    Biography: Mark C. Hersam is the Walter P. Murphy Professor of Materials Science and Engineering and Director of the Materials Research Center at Northwestern University. He also holds faculty appointments in the Departments of Chemistry, Applied Physics, Medicine, and Electrical Engineering and Computer Science. He earned a B.S. in Electrical Engineering from the University of Illinois at Urbana-Champaign (UIUC) in 1996, M.Phil. in Physics from the University of Cambridge (UK) in 1997, and a Ph.D. in Electrical Engineering from UIUC in 2000. His research interests include nanofabrication, scanning probe microscopy, semiconductor surfaces, and nanoelectronic materials. Dr. Hersam has received several honors including the Presidential Early Career Award for Scientists and Engineers, TMS Robert Lansing Hardy Award, AVS Peter Mark Award, MRS Outstanding Young Investigator, U.S. Science Envoy, MacArthur Fellowship, and six Teacher of the Year Awards. Dr. Hersam is the co-founder of NanoIntegris, which is a commercial supplier of nanoelectronic materials. Dr. Hersam is a Fellow of MRS, AVS, APS, AAAS, SPIE, and IEEE, and also serves as an Associate Editor of ACS Nano.

    Host: EE-Electrophysics

    Location: Hughes Aircraft Electrical Engineering Center (EEB) - 132

    Audiences: Everyone Is Invited

    Contact: Marilyn Poplawski

  • Astani Civil and Environmental Engineering Ph.D. Seminar

    Fri, Jan 27, 2017 @ 03:00 PM - 04:00 PM

    Sonny Astani Department of Civil and Environmental Engineering

    Conferences, Lectures, & Seminars

    Speaker: Ali Ghahramani, Ph.D, Astani Civil Engineering Department

    Talk Title: Online and Adaptive Learning and Optimization for Human-Centered HVAC Systems Operations

    More Information: CEE PhD Seminar by Ali Ghahramani.docx

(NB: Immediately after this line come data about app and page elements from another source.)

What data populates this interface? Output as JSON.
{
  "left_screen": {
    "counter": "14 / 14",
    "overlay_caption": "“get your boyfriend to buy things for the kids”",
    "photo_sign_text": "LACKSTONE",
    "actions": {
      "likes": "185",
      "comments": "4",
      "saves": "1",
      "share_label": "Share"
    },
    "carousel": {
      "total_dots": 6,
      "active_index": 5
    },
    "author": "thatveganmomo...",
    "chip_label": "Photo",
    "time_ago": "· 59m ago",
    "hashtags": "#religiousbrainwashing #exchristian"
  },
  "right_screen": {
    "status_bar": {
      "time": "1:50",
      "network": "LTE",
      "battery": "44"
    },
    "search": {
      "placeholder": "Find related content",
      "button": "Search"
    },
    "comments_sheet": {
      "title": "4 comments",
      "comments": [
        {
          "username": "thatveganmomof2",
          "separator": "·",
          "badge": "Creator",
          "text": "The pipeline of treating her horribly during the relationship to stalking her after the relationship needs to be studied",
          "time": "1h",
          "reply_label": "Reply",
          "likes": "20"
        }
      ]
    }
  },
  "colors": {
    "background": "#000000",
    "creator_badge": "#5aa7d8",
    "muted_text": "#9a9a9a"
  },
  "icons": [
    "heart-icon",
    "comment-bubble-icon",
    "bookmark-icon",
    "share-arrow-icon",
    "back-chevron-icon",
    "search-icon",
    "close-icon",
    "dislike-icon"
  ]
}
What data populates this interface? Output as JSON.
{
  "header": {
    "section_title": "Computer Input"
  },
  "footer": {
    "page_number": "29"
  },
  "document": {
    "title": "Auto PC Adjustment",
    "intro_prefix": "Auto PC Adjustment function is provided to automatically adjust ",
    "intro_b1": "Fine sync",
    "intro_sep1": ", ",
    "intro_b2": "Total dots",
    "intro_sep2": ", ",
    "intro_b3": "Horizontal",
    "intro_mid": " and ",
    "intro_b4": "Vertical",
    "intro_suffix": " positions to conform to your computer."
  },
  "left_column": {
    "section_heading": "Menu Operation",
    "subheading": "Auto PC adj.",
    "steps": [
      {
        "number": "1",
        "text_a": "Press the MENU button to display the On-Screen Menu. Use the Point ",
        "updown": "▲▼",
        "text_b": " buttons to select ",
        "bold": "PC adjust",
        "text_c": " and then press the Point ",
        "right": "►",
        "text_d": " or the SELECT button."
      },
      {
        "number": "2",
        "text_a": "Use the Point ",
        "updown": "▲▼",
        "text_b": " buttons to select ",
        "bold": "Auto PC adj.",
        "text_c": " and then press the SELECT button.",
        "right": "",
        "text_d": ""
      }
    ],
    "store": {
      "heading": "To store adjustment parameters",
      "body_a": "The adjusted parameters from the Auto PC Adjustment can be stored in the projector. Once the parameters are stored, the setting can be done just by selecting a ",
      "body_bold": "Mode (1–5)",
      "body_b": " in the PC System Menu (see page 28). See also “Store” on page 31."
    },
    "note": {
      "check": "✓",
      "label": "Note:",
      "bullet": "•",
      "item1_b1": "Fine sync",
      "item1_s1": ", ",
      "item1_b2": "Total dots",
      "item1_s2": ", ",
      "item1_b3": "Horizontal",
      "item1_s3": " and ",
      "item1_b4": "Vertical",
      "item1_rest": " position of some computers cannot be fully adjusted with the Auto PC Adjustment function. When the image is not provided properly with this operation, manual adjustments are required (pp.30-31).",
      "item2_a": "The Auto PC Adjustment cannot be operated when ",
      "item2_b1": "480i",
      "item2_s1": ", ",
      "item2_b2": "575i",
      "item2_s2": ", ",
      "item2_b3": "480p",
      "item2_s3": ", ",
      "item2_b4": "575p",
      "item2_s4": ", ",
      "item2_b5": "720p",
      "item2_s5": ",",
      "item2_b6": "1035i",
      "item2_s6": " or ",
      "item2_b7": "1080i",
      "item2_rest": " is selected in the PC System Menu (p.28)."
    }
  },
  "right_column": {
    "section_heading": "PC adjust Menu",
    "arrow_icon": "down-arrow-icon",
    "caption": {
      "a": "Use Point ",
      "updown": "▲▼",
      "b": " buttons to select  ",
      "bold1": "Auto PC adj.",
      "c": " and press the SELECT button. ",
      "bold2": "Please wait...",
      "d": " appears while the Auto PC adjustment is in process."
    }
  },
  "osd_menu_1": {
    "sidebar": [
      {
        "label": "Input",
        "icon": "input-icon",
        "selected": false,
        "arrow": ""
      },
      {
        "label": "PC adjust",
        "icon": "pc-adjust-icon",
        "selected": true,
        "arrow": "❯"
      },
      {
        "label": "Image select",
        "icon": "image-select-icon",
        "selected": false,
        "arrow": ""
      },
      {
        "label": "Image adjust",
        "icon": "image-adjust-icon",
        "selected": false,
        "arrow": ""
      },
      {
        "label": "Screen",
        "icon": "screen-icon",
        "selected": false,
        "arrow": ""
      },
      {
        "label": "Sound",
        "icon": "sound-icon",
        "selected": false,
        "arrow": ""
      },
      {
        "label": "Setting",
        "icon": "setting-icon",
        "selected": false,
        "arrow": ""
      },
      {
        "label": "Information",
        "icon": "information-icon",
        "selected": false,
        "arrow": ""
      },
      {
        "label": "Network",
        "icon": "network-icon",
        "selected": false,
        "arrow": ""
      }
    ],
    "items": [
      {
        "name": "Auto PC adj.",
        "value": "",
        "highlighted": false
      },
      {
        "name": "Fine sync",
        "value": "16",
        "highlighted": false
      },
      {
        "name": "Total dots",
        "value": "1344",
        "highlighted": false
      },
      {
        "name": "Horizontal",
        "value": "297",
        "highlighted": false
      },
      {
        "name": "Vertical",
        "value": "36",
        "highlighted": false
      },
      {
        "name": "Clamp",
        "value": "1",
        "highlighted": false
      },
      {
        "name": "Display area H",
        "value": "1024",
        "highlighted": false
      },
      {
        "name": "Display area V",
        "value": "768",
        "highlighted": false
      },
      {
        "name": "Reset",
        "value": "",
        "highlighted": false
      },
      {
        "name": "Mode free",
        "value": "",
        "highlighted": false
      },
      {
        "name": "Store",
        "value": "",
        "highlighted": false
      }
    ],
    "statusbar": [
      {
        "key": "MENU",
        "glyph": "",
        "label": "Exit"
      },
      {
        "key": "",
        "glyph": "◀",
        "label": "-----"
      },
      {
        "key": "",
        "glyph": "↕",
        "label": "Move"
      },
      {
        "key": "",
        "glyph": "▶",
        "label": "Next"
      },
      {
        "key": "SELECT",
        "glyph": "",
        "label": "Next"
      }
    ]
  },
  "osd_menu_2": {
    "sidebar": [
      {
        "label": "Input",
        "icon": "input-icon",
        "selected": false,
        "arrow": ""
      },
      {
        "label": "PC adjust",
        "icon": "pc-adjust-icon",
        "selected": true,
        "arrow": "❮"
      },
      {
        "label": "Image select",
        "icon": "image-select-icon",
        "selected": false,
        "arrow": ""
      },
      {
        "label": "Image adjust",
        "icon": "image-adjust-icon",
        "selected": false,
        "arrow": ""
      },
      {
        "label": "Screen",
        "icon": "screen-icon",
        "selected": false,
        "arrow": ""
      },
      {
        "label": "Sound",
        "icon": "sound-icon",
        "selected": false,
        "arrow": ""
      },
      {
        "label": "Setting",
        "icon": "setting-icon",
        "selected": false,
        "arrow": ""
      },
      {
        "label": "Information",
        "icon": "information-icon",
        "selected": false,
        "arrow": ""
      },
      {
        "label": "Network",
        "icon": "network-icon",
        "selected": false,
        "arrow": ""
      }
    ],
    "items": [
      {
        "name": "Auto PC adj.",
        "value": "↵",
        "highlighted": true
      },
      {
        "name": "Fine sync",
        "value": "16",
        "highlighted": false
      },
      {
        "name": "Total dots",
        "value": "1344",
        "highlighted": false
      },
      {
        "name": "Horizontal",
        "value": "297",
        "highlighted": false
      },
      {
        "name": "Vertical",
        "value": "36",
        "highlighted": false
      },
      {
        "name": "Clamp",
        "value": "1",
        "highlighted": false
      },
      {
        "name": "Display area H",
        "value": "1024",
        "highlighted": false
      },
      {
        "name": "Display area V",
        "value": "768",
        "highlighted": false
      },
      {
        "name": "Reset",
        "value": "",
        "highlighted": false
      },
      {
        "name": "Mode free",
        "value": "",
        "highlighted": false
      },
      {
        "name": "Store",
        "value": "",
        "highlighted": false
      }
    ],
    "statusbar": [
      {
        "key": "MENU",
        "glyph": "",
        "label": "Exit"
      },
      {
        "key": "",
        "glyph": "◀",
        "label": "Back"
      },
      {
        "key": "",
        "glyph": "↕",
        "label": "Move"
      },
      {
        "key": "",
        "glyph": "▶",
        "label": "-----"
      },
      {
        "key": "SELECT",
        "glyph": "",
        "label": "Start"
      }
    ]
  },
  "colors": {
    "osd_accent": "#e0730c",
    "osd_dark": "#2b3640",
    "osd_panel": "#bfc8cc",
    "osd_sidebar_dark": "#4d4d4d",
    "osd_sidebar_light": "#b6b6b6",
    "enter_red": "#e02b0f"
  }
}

    Location: John Stauffer Science Lecture Hall (SLH) - 102

    Audiences: Everyone Is Invited

    Contact: Evangeline Reyes